Shirley told him to go ahead and went about his duties, announcing the 2:15 p.m. lockdown and making sure the inmates returned to their cells.
During a check and head count, Shirley noticed Russo was missing and his cellmate reported he was still in the shower.
Shirley found Russo in the shower and reported on Tuesday that Russo used his prison-issued boxer shorts to hang himself from a knob in the shower.
He called for help and, with the aid of another officer, pulled Russo from the shower. Jail staff and nurses performed CPR on Russo until an ambulance crew arrived at 2:30 p.m.
Jeff Crow, an American Medical Response paramedic and operations supervisor who responded, said that due to the quick response and call from the jail staff, he decided to take Russo to Billings Clinic.
“I figured there was probably a chance,” he said.
Russo died at the clinic.
Dr. Tom Bennett, the forensic pathologist who performed the autopsy on Russo, testified that there was no sign of struggle by Russo nor was there any indication of foul play or that somebody else was involved.

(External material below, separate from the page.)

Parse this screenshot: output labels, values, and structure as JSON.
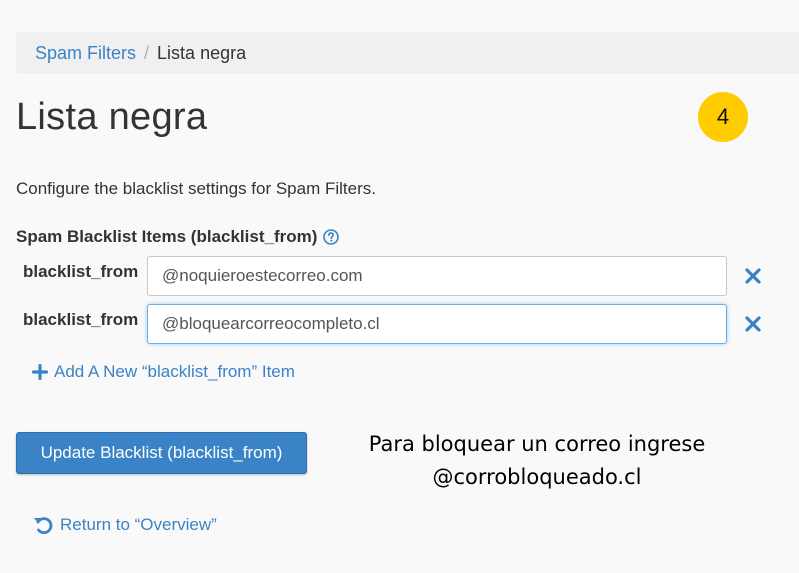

He said that it only takes 5 to 15 pounds of pressure on the neck to cut off veins and arteries and about 30 pounds of pressure to cut off the airway.
He went on to say that a person can lose consciousness in 15 to 30 seconds from such pressure and suffers irreversible brain damage after three minutes.
“Mr. Russo died as a result of asphyxiation by hanging,” Bennett said.
Russo also had a nonlethal amount of methamphetamine in his system, Bennett said.
The jury also heard from Yellowstone County Sheriff’s Sgt. Kevin Cunningham, who was in charge of the investigation into Russo’s death.
He said that a lengthy investigation, which he approached as a homicide until proven otherwise, determined Russo’s death was a suicide.
“What we learned is Mr. Russo took his own life,” Cunningham said.
The jury deliberated for about 10 minutes before deciding Russo’s death was a suicide and didn’t come about by criminal means.
Russo’s death was the second suicide at the county jail this year and the second in nine years. In May, a coroner’s jury ruled that the Jan. 18 death of Chad Shuler, an inmate at the jail, was a suicide and not criminal.
He hanged himself by wedging a sheet into his cell door.
Three more coroner’s inquests are pending in Yellowstone County. The inquest into the Jan. 6 shooting death of Daniel Brawley by Billings Police Officer Dave Punt is scheduled to begin on Nov. 5.
Hearings into the May 17 shooting death of Thomas Hilger by a sheriff’s deputy and the July 5 shooting death of escaped Montana State Prison inmate Dean Randolph Jess on the West End will also be held.
County Attorney Scott Twito said dates for those two inquests have not yet been set.